### Records supplied ###

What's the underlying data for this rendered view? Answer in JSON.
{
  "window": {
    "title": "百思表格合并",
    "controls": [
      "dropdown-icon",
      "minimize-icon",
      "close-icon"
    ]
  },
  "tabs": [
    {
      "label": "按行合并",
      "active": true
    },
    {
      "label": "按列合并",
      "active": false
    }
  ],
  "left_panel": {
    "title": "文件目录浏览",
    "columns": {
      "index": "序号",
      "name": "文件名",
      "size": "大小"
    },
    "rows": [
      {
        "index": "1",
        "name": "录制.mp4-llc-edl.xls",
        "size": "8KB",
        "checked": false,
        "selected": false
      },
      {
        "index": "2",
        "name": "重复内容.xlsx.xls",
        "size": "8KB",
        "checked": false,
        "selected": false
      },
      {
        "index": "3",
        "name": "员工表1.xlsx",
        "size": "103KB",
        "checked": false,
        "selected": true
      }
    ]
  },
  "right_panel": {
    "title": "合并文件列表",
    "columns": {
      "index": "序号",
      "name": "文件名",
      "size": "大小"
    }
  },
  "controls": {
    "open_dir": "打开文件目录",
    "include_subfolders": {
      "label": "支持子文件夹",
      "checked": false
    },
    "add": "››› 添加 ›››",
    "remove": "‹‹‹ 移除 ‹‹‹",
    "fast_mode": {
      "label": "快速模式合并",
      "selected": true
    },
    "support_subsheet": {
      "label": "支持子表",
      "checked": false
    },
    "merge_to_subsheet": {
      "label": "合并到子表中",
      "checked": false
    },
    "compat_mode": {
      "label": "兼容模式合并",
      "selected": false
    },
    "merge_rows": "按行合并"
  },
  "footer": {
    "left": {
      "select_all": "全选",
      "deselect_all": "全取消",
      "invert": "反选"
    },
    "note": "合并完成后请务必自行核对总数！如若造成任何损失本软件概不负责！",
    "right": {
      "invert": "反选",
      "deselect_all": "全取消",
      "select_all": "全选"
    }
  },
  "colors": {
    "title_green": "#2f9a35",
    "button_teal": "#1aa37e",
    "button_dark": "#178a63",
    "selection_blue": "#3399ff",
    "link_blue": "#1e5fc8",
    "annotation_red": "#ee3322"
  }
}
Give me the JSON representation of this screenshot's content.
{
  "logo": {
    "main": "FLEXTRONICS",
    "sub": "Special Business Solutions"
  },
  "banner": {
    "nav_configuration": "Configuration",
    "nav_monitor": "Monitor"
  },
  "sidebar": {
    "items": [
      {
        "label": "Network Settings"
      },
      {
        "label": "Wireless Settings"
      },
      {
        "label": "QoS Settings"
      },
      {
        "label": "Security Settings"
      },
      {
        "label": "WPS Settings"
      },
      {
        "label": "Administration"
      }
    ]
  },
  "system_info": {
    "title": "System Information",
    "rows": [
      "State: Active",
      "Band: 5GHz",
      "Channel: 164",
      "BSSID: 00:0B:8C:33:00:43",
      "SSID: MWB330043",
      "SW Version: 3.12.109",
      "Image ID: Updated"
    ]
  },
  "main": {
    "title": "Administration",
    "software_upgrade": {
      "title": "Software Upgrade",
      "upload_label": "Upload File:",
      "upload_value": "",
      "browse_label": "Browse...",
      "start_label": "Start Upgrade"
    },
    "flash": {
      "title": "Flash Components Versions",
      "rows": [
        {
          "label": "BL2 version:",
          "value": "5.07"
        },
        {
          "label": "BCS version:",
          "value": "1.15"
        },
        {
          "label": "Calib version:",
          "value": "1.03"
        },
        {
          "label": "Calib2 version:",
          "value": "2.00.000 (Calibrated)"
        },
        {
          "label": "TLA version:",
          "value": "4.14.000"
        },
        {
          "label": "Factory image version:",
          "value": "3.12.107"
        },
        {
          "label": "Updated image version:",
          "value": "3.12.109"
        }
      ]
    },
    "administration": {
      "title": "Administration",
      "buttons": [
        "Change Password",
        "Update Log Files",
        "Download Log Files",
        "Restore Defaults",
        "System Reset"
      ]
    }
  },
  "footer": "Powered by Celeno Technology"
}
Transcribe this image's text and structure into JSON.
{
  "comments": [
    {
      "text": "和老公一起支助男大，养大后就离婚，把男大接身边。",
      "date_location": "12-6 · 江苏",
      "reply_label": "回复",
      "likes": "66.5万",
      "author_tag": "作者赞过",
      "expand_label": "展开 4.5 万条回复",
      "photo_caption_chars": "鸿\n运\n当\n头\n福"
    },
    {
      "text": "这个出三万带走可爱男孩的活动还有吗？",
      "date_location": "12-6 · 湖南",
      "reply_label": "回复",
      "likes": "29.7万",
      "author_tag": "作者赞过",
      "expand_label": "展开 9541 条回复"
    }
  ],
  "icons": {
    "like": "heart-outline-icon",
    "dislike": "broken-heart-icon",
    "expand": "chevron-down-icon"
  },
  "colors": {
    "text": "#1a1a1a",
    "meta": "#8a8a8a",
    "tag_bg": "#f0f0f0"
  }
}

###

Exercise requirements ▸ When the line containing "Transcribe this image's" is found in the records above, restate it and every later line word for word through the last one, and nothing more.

Worked solution ▸
Transcribe this image's text and structure into JSON.
{
  "comments": [
    {
      "text": "和老公一起支助男大，养大后就离婚，把男大接身边。",
      "date_location": "12-6 · 江苏",
      "reply_label": "回复",
      "likes": "66.5万",
      "author_tag": "作者赞过",
      "expand_label": "展开 4.5 万条回复",
      "photo_caption_chars": "鸿\n运\n当\n头\n福"
    },
    {
      "text": "这个出三万带走可爱男孩的活动还有吗？",
      "date_location": "12-6 · 湖南",
      "reply_label": "回复",
      "likes": "29.7万",
      "author_tag": "作者赞过",
      "expand_label": "展开 9541 条回复"
    }
  ],
  "icons": {
    "like": "heart-outline-icon",
    "dislike": "broken-heart-icon",
    "expand": "chevron-down-icon"
  },
  "colors": {
    "text": "#1a1a1a",
    "meta": "#8a8a8a",
    "tag_bg": "#f0f0f0"
  }
}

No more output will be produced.